[Palácio Nacional de Queluz]

Residence near Lisbon, Portugal. The main construction began in 1746 under the direction of the Infante Dom Pedro of Braganza (1717–86), uncle and subsequently king-consort (as Peter III) to Mary I. It became the official royal residence from 10 November 1794 until 27 November 1807, when the Napoleonic invasion forced the royal family to depart for exile in Brazil. The building began as a hunting-lodge owned by the Marquês de Castelo Rodrigo, a diplomat and statesman to Philip II of Spain (I of Portugal). In 1654 the property was incorporated into the estate of the Portuguese royal Infante and was subsequently inherited by Dom Pedro in 1742. His scheme of enlargement was given impetus by a fire in 1751, which destroyed the Paço Corte Real in Lisbon.

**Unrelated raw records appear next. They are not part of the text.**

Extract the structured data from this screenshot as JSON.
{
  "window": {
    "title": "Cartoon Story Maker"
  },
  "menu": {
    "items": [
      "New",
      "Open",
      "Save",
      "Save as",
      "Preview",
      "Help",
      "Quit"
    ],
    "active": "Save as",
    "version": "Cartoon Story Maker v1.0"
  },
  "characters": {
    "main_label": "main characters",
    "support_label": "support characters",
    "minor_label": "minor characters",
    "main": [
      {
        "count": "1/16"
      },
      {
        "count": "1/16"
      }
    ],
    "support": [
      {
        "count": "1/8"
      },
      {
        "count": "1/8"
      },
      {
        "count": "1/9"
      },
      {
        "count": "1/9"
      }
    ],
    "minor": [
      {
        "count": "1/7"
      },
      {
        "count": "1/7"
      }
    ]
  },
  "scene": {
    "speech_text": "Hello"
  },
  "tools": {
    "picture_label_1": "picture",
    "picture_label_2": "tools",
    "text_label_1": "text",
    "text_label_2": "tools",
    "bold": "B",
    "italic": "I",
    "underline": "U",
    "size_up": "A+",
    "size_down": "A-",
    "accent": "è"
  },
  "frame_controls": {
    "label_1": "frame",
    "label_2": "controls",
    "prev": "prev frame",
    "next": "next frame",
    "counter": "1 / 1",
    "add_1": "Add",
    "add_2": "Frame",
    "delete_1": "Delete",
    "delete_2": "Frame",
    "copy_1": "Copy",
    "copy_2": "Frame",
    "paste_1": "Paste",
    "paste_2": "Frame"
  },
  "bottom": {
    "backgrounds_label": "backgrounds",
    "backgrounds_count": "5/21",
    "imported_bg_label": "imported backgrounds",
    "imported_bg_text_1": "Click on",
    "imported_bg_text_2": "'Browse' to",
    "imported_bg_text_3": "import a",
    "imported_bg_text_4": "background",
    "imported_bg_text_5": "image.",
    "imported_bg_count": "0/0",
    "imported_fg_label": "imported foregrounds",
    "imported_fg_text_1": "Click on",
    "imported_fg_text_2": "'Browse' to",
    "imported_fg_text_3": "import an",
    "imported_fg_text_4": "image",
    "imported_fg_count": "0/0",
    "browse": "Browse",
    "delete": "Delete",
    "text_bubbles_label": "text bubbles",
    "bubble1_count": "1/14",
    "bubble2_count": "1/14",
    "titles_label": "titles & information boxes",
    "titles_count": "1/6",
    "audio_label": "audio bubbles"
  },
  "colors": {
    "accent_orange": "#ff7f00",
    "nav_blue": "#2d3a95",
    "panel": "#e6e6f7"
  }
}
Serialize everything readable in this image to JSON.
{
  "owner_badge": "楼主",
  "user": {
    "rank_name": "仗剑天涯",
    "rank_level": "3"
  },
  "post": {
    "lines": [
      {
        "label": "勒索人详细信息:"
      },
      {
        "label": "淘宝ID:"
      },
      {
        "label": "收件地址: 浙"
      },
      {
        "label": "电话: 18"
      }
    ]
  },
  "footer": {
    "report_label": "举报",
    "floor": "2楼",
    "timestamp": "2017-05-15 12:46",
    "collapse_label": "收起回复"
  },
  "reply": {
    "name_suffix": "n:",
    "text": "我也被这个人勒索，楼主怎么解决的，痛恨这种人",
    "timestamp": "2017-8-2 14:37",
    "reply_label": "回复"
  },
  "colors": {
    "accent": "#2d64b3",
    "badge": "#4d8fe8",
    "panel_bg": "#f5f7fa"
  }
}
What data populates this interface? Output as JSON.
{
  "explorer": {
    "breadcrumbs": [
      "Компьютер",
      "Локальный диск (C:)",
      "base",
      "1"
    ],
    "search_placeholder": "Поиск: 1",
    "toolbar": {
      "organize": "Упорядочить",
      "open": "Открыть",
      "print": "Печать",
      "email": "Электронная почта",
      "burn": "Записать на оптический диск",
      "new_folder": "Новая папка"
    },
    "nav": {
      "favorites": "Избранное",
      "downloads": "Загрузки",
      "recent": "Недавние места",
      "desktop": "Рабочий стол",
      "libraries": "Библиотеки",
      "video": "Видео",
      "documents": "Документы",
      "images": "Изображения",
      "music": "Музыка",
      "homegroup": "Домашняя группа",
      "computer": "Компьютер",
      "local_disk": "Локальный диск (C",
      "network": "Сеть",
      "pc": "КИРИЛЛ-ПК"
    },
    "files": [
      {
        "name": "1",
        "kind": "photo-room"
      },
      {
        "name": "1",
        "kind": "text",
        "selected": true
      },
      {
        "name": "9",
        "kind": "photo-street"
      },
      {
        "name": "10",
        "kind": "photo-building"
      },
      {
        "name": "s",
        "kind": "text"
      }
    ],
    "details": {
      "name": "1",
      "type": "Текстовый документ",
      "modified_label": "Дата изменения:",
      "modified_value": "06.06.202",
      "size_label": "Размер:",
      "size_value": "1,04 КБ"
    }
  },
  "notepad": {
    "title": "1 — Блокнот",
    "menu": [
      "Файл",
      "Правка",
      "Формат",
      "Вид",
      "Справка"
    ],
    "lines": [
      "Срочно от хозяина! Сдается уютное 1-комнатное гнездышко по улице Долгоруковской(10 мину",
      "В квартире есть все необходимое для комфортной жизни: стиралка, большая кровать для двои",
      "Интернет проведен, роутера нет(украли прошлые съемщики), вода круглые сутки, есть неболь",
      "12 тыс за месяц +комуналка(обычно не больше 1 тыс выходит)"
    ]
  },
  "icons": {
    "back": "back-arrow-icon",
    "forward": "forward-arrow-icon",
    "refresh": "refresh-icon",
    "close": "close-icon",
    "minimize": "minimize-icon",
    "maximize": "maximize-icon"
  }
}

The new central east wing (1746–58) and the chapel (1750–52) were designed by Mateus Vicente de Oliveira (for illustration ...

Article

Christina Thon

Pilgrimage church situated 3 km south-east of Steingaden in Upper Bavaria, Germany. An outstanding work of Bavarian Rococo, it stands in a forest meadow against a background of the Trauchgau Mountains. It is the last collaborative work of the brothers Johann Baptist Zimmermann and Dominikus Zimmermann. About 1743 Abbot Hyazinth Gassner (d 1745) of the Premonstratensian monastery of Steingaden commissioned Dominikus Zimmermann to design a church to house a miraculous image of the Flagellation; Wies Church was executed in 1745–57. The nave, an elongated oval surrounded by eight pairs of supports in an alternately wide and narrow spacing ( see fig. ), opens on to an ambulatory. On the west side a vestibule with organ gallery was added, to the east a long choir with an apsidal end, flanked at ground-floor level by an ambulatory and on the upper floor by galleries. On the east side a tower and the priest’s house adjoin the building....